# Task directions:
Could you say how many lines below contain the word "JSON"? Give the number with no other text.

Page and application data records
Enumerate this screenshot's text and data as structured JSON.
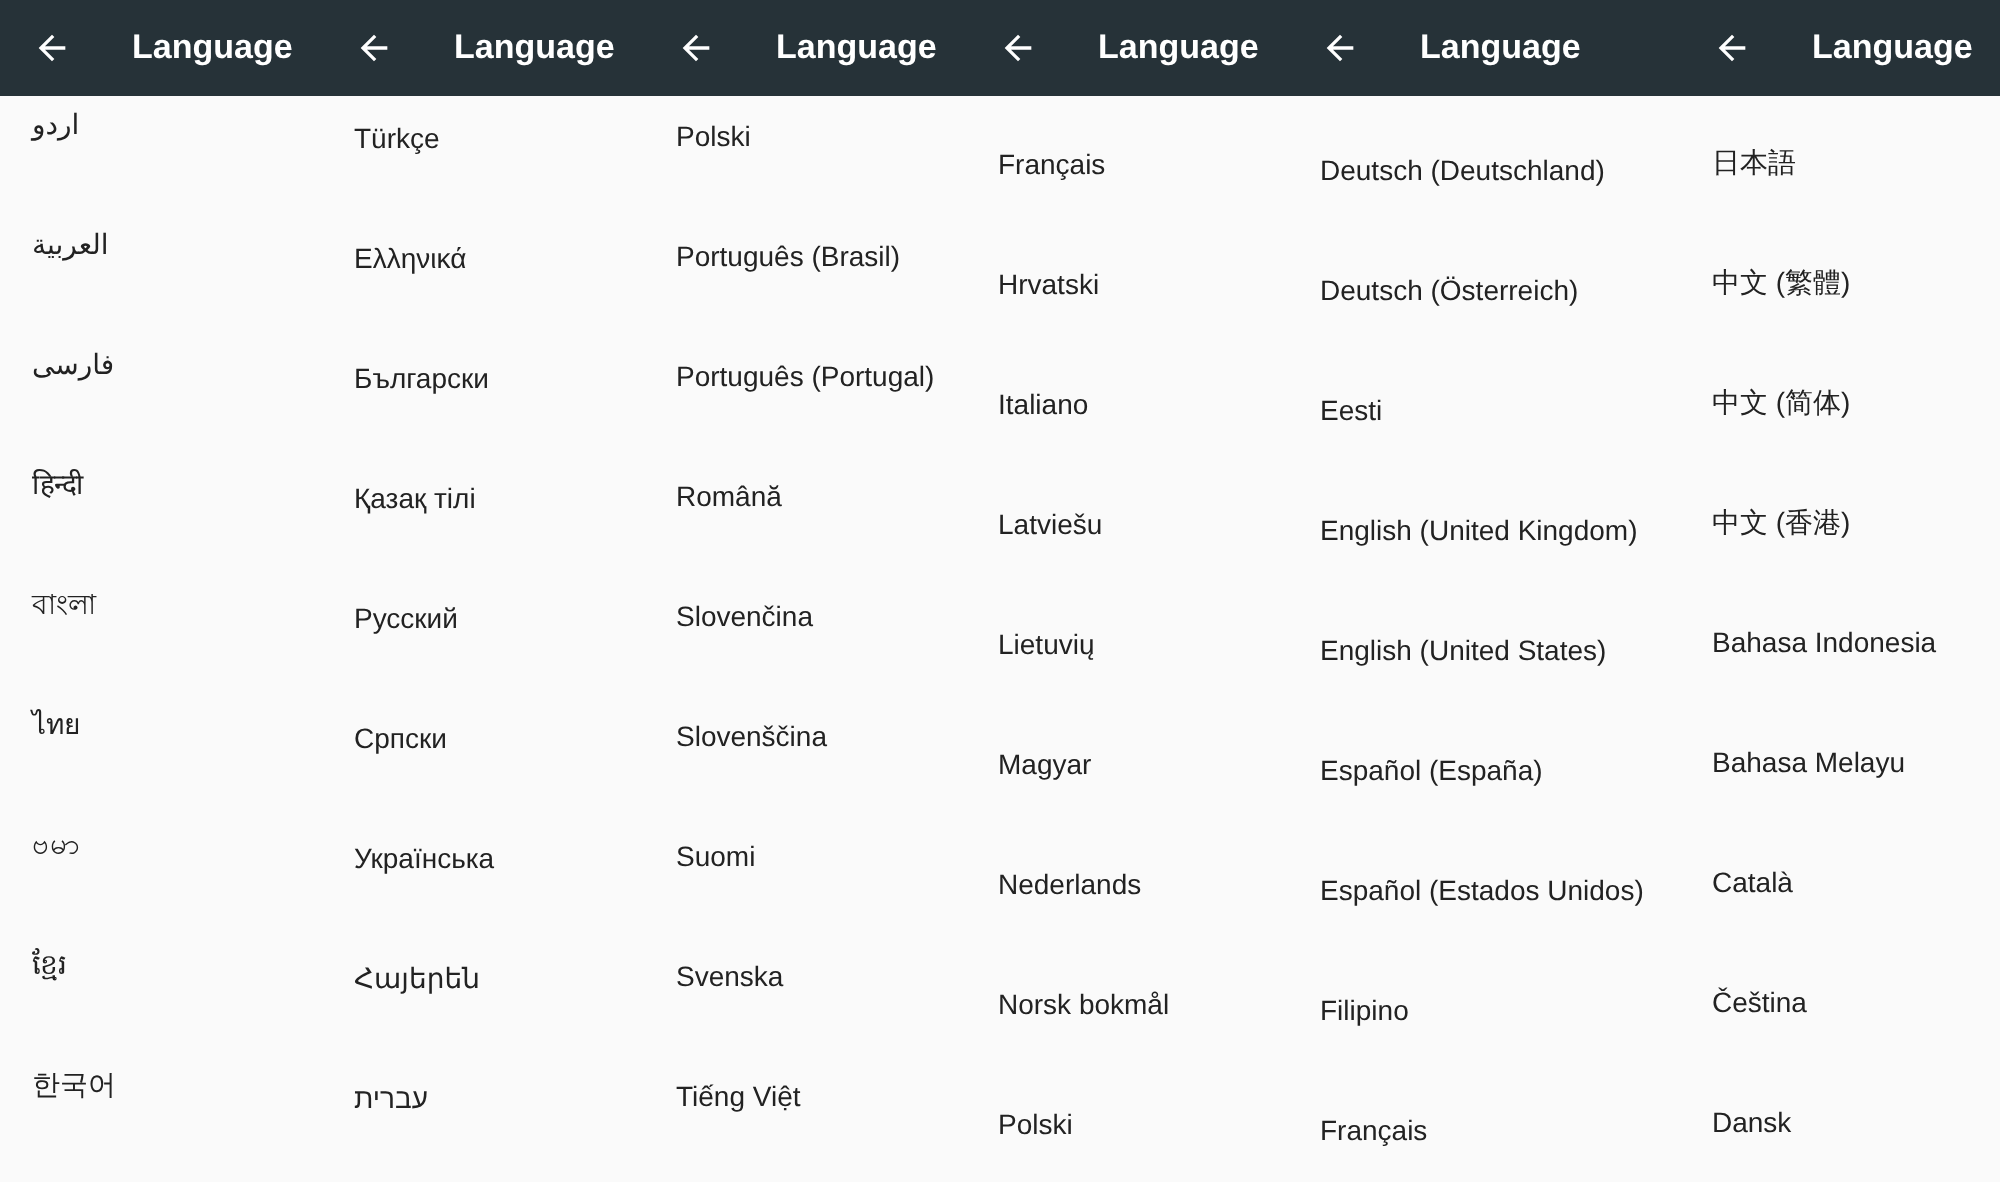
{
  "screens": [
    {
      "title": "Language",
      "items": [
        "اردو",
        "العربية",
        "فارسی",
        "हिन्दी",
        "বাংলা",
        "ไทย",
        "ဗမာ",
        "ខ្មែរ",
        "한국어"
      ]
    },
    {
      "title": "Language",
      "items": [
        "Türkçe",
        "Ελληνικά",
        "Български",
        "Қазақ тілі",
        "Русский",
        "Српски",
        "Українська",
        "Հայերեն",
        "עברית"
      ]
    },
    {
      "title": "Language",
      "items": [
        "Polski",
        "Português (Brasil)",
        "Português (Portugal)",
        "Română",
        "Slovenčina",
        "Slovenščina",
        "Suomi",
        "Svenska",
        "Tiếng Việt"
      ]
    },
    {
      "title": "Language",
      "items": [
        "Français",
        "Hrvatski",
        "Italiano",
        "Latviešu",
        "Lietuvių",
        "Magyar",
        "Nederlands",
        "Norsk bokmål",
        "Polski"
      ]
    },
    {
      "title": "Language",
      "items": [
        "Deutsch (Deutschland)",
        "Deutsch (Österreich)",
        "Eesti",
        "English (United Kingdom)",
        "English (United States)",
        "Español (España)",
        "Español (Estados Unidos)",
        "Filipino",
        "Français"
      ]
    },
    {
      "title": "Language",
      "items": [
        "日本語",
        "中文 (繁體)",
        "中文 (简体)",
        "中文 (香港)",
        "Bahasa Indonesia",
        "Bahasa Melayu",
        "Català",
        "Čeština",
        "Dansk"
      ]
    }
  ]
}
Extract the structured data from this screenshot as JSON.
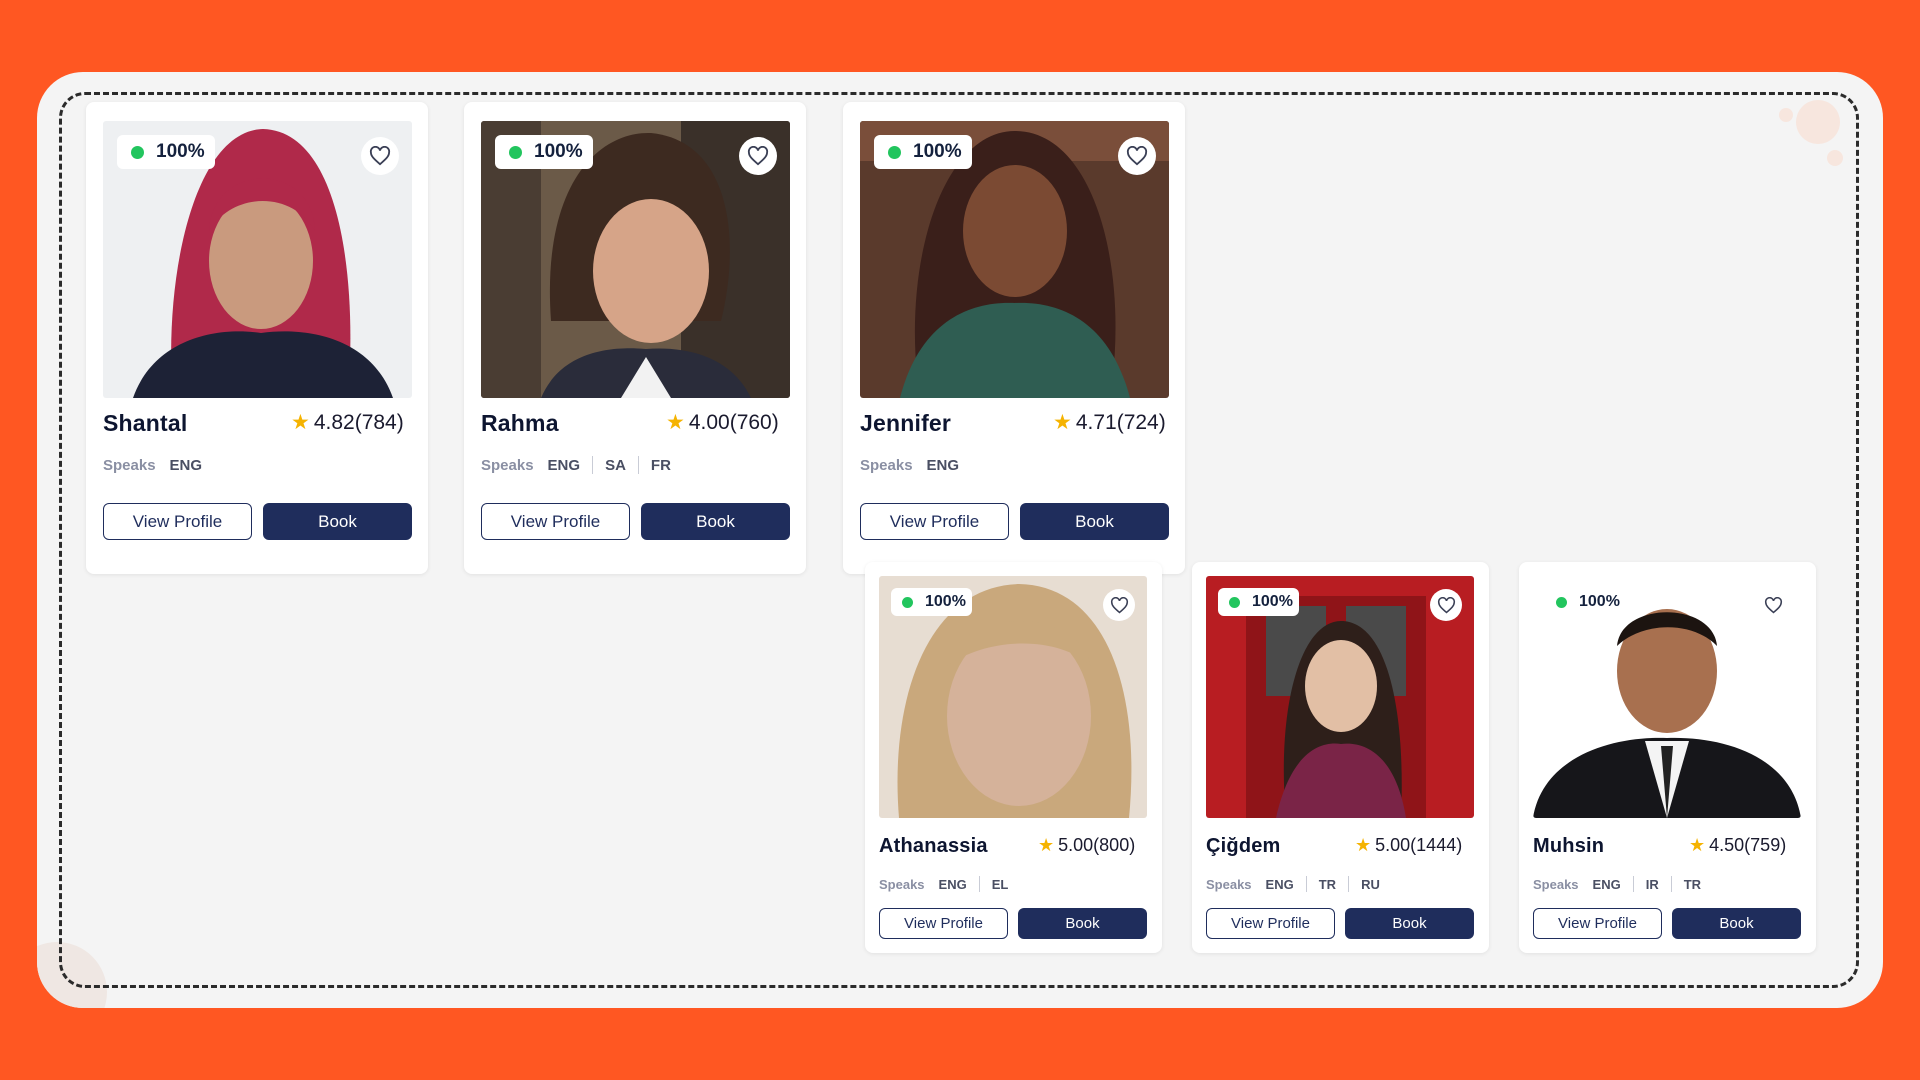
{
  "colors": {
    "background": "#ff5722",
    "panel": "#f4f4f4",
    "online_dot": "#22c55e",
    "book_button": "#1f2d5c",
    "star": "#f5b301"
  },
  "icons": {
    "favorite": "heart-outline-icon",
    "rating": "star-icon",
    "status": "online-dot-icon"
  },
  "tutors": [
    {
      "status": "100%",
      "name": "Shantal",
      "rating": "4.82(784)",
      "speaks_label": "Speaks",
      "languages": [
        "ENG"
      ],
      "view_label": "View Profile",
      "book_label": "Book"
    },
    {
      "status": "100%",
      "name": "Rahma",
      "rating": "4.00(760)",
      "speaks_label": "Speaks",
      "languages": [
        "ENG",
        "SA",
        "FR"
      ],
      "view_label": "View Profile",
      "book_label": "Book"
    },
    {
      "status": "100%",
      "name": "Jennifer",
      "rating": "4.71(724)",
      "speaks_label": "Speaks",
      "languages": [
        "ENG"
      ],
      "view_label": "View Profile",
      "book_label": "Book"
    },
    {
      "status": "100%",
      "name": "Athanassia",
      "rating": "5.00(800)",
      "speaks_label": "Speaks",
      "languages": [
        "ENG",
        "EL"
      ],
      "view_label": "View Profile",
      "book_label": "Book"
    },
    {
      "status": "100%",
      "name": "Çiğdem",
      "rating": "5.00(1444)",
      "speaks_label": "Speaks",
      "languages": [
        "ENG",
        "TR",
        "RU"
      ],
      "view_label": "View Profile",
      "book_label": "Book"
    },
    {
      "status": "100%",
      "name": "Muhsin",
      "rating": "4.50(759)",
      "speaks_label": "Speaks",
      "languages": [
        "ENG",
        "IR",
        "TR"
      ],
      "view_label": "View Profile",
      "book_label": "Book"
    }
  ]
}
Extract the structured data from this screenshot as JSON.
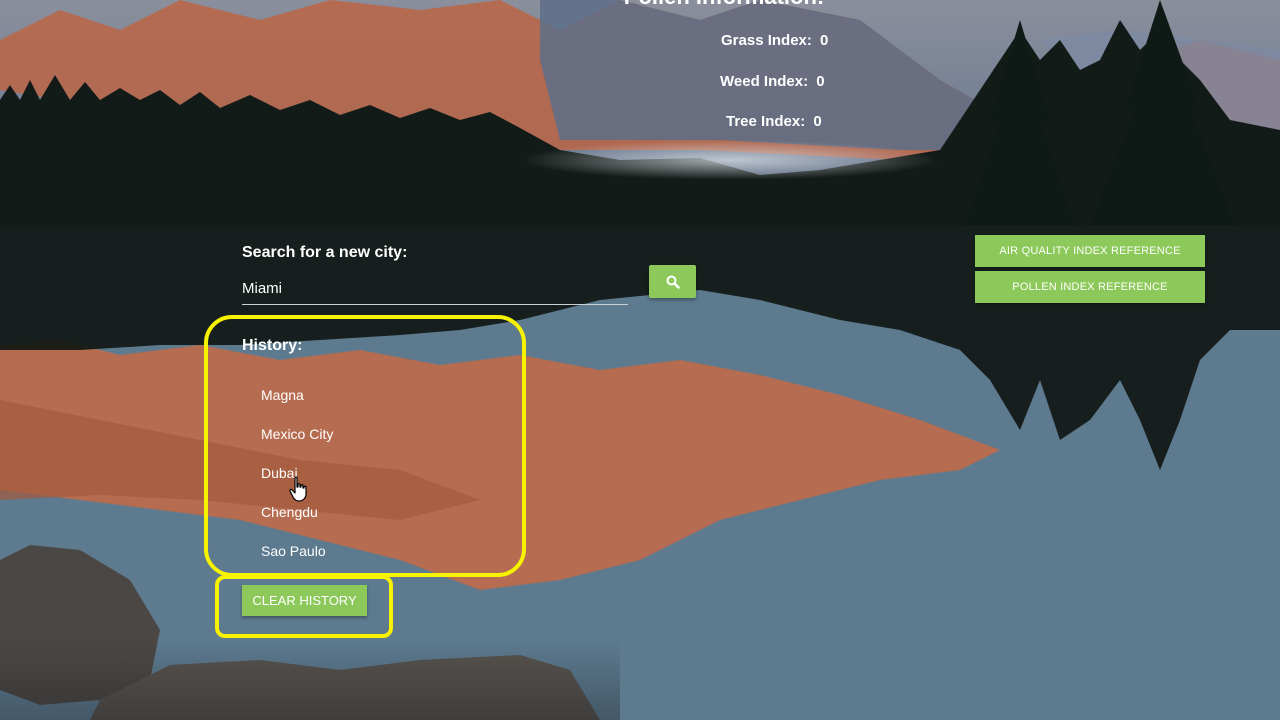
{
  "pollen": {
    "title": "Pollen Information:",
    "grass": {
      "label": "Grass Index:",
      "value": "0"
    },
    "weed": {
      "label": "Weed Index:",
      "value": "0"
    },
    "tree": {
      "label": "Tree Index:",
      "value": "0"
    }
  },
  "search": {
    "label": "Search for a new city:",
    "value": "Miami",
    "button_icon": "search-icon"
  },
  "references": {
    "air_quality_label": "AIR QUALITY INDEX REFERENCE",
    "pollen_label": "POLLEN INDEX REFERENCE"
  },
  "history": {
    "label": "History:",
    "items": [
      "Magna",
      "Mexico City",
      "Dubai",
      "Chengdu",
      "Sao Paulo"
    ],
    "clear_label": "CLEAR HISTORY"
  },
  "colors": {
    "accent_button": "#8cc95a",
    "highlight": "#f7f200"
  }
}
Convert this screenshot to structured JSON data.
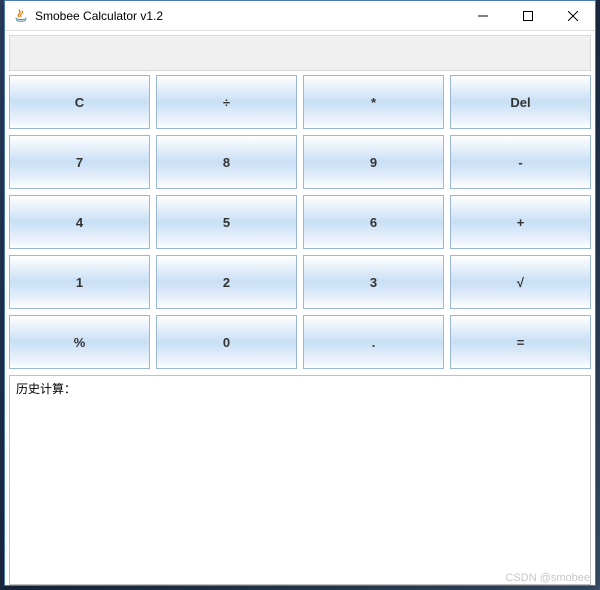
{
  "window": {
    "title": "Smobee Calculator v1.2"
  },
  "display": {
    "value": ""
  },
  "buttons": {
    "row0": {
      "c0": "C",
      "c1": "÷",
      "c2": "*",
      "c3": "Del"
    },
    "row1": {
      "c0": "7",
      "c1": "8",
      "c2": "9",
      "c3": "-"
    },
    "row2": {
      "c0": "4",
      "c1": "5",
      "c2": "6",
      "c3": "+"
    },
    "row3": {
      "c0": "1",
      "c1": "2",
      "c2": "3",
      "c3": "√"
    },
    "row4": {
      "c0": "%",
      "c1": "0",
      "c2": ".",
      "c3": "="
    }
  },
  "history": {
    "label": "历史计算："
  },
  "watermark": "CSDN @smobee"
}
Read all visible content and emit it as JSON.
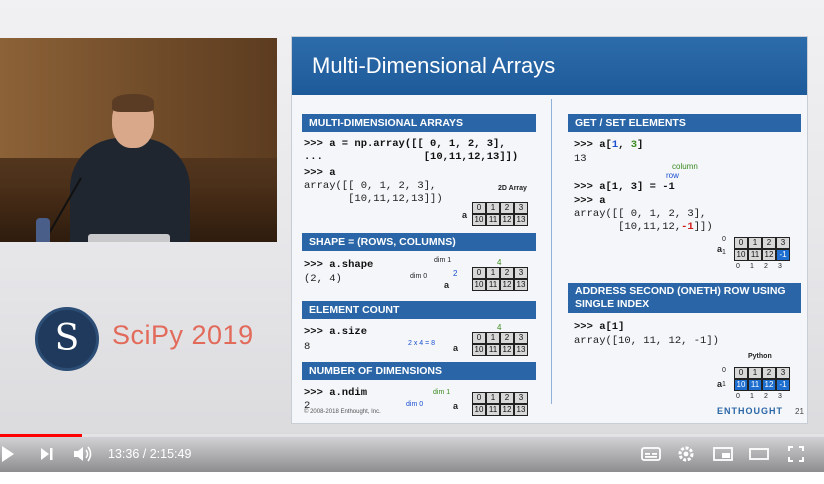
{
  "player": {
    "current_time": "13:36",
    "separator": " / ",
    "duration": "2:15:49",
    "progress_fraction": 0.1001,
    "icons": {
      "play": "play-icon",
      "next": "next-icon",
      "volume": "volume-icon",
      "subtitles": "subtitles-icon",
      "settings": "gear-icon",
      "miniplayer": "miniplayer-icon",
      "theater": "theater-icon",
      "fullscreen": "fullscreen-icon"
    }
  },
  "branding": {
    "conference": "SciPy 2019",
    "logo_letter": "S",
    "accent": "#e26a5a"
  },
  "slide": {
    "title": "Multi-Dimensional Arrays",
    "copyright": "© 2008-2018 Enthought, Inc.",
    "footer_logo": "ENTHOUGHT",
    "page_number": "21",
    "sections": {
      "md_arrays": {
        "heading": "MULTI-DIMENSIONAL ARRAYS",
        "code1": ">>> a = np.array([[ 0, 1, 2, 3],",
        "code2": "...                [10,11,12,13]])",
        "code3": ">>> a",
        "code4": "array([[ 0, 1, 2, 3],",
        "code5": "       [10,11,12,13]])",
        "diagram_label": "2D Array",
        "diagram_var": "a"
      },
      "shape": {
        "heading": "SHAPE = (ROWS, COLUMNS)",
        "code1": ">>> a.shape",
        "code2": "(2, 4)",
        "dim1": "dim 1",
        "dim0": "dim 0",
        "rows_count": "2",
        "cols_count": "4",
        "diagram_var": "a"
      },
      "element_count": {
        "heading": "ELEMENT COUNT",
        "code1": ">>> a.size",
        "code2": "8",
        "formula": "2 x 4 = 8",
        "cols_count": "4",
        "diagram_var": "a"
      },
      "ndim": {
        "heading": "NUMBER OF DIMENSIONS",
        "code1": ">>> a.ndim",
        "code2": "2",
        "dim1": "dim 1",
        "dim0": "dim 0",
        "diagram_var": "a"
      },
      "get_set": {
        "heading": "GET / SET ELEMENTS",
        "code1_prefix": ">>> a[",
        "code1_row": "1",
        "code1_sep": ", ",
        "code1_col": "3",
        "code1_suffix": "]",
        "code2": "13",
        "column_label": "column",
        "row_label": "row",
        "code3": ">>> a[1, 3] = -1",
        "code4": ">>> a",
        "code5": "array([[ 0, 1, 2, 3],",
        "code6_prefix": "       [10,11,12,",
        "code6_value": "-1",
        "code6_suffix": "]])",
        "diagram_var": "a",
        "row_idx0": "0",
        "row_idx1": "1",
        "col_indices": [
          "0",
          "1",
          "2",
          "3"
        ]
      },
      "address_row": {
        "heading_line1": "ADDRESS SECOND (ONETH) ROW USING",
        "heading_line2": "SINGLE INDEX",
        "code1": ">>> a[1]",
        "code2": "array([10, 11, 12, -1])",
        "diagram_label": "Python",
        "diagram_var": "a",
        "row_idx0": "0",
        "row_idx1": "1",
        "col_indices": [
          "0",
          "1",
          "2",
          "3"
        ]
      }
    },
    "grid_row0": [
      "0",
      "1",
      "2",
      "3"
    ],
    "grid_row1": [
      "10",
      "11",
      "12",
      "13"
    ],
    "grid_row1_modified": [
      "10",
      "11",
      "12",
      "-1"
    ],
    "colors": {
      "header_blue": "#2a66a7",
      "highlight_blue": "#1f6fd0",
      "value_red": "#d21a1a",
      "column_green": "#3b8a1f"
    }
  }
}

# Response below:
5